The polling place is a limited public forum. The only persons allowed therein are election officials,
duly-credentialed challengers, the candidates, the voters and the voters' dependent children (regardless
of age) and law enforcement officers present to preserve the peace and the enforcement of the election
What is “electioneering”?
It is any activity or display of materials that is intended to advocate, solicit or suggest support for a
candidate, political party or public referendum.
Where is the protected zone?
It extends 100 feet from the outside entrance(s) of the polling place up to and including the polling room.
N.J.S.A. 19:34-6 and N.J.S.A. 19:34-15.
What if there is electioneering activity going on in the polling place?
The first line of defense is the district board which should immediately restrain any such activity. For
example, if a challenger is displaying a campaign button, he or she should be told to take it off.
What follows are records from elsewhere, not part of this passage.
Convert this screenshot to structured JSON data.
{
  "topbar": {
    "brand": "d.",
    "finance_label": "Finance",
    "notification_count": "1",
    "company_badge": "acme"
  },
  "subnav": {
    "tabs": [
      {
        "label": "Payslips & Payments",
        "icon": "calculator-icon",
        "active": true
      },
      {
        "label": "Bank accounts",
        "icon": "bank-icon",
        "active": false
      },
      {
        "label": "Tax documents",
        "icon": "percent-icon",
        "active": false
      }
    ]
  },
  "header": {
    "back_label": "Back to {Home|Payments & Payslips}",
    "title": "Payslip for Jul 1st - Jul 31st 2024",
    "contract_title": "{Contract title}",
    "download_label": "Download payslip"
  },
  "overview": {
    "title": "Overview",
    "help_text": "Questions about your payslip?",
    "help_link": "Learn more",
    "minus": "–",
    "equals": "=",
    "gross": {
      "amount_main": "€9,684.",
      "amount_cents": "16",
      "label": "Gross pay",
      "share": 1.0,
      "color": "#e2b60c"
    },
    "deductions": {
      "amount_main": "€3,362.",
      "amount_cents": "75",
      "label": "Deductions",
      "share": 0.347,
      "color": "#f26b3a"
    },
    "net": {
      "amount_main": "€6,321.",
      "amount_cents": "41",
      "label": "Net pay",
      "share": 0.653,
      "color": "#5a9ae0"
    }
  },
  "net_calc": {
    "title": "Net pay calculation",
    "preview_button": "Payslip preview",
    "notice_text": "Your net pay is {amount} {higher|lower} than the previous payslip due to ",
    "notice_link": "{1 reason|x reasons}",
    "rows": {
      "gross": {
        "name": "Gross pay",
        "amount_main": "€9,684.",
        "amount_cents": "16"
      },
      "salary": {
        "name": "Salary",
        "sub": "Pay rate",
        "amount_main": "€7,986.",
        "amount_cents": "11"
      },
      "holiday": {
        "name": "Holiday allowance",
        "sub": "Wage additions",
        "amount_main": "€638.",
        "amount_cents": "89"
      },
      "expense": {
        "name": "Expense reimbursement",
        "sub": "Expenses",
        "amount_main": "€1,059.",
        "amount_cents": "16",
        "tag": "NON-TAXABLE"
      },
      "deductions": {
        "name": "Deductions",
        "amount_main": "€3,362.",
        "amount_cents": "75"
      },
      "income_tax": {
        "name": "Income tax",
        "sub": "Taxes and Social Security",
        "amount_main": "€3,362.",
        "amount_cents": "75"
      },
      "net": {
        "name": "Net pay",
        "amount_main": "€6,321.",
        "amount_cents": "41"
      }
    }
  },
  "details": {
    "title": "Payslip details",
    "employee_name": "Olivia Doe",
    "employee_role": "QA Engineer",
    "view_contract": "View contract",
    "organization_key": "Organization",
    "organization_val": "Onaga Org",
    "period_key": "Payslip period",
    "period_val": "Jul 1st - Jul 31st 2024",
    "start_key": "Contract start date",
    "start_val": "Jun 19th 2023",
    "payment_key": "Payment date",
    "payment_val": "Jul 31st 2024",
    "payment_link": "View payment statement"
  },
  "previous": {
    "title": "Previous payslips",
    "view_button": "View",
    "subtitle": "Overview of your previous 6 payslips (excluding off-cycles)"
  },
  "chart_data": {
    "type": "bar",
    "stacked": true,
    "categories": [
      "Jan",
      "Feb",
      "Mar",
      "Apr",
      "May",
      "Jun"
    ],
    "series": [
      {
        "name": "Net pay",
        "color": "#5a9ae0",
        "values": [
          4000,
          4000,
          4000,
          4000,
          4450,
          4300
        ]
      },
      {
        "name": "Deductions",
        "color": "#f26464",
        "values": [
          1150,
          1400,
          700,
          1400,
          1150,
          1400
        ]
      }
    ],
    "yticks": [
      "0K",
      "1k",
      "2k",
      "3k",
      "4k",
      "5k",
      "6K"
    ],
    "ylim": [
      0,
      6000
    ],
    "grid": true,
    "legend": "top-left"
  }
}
If the
challenger is soliciting voters in the polling place to support his or her candidate, the district board
should tell the challenger to stop.
Is exit polling permitted?
Pursuant to a federal consent decree, the media outlets represented by Edison-Mitosky Research (ABC,
AP, CBS, CNN, Fox News, and NBC) may exit poll within one hundred feet of the outside entrance to
the polling place. It is not considered to be electioneering.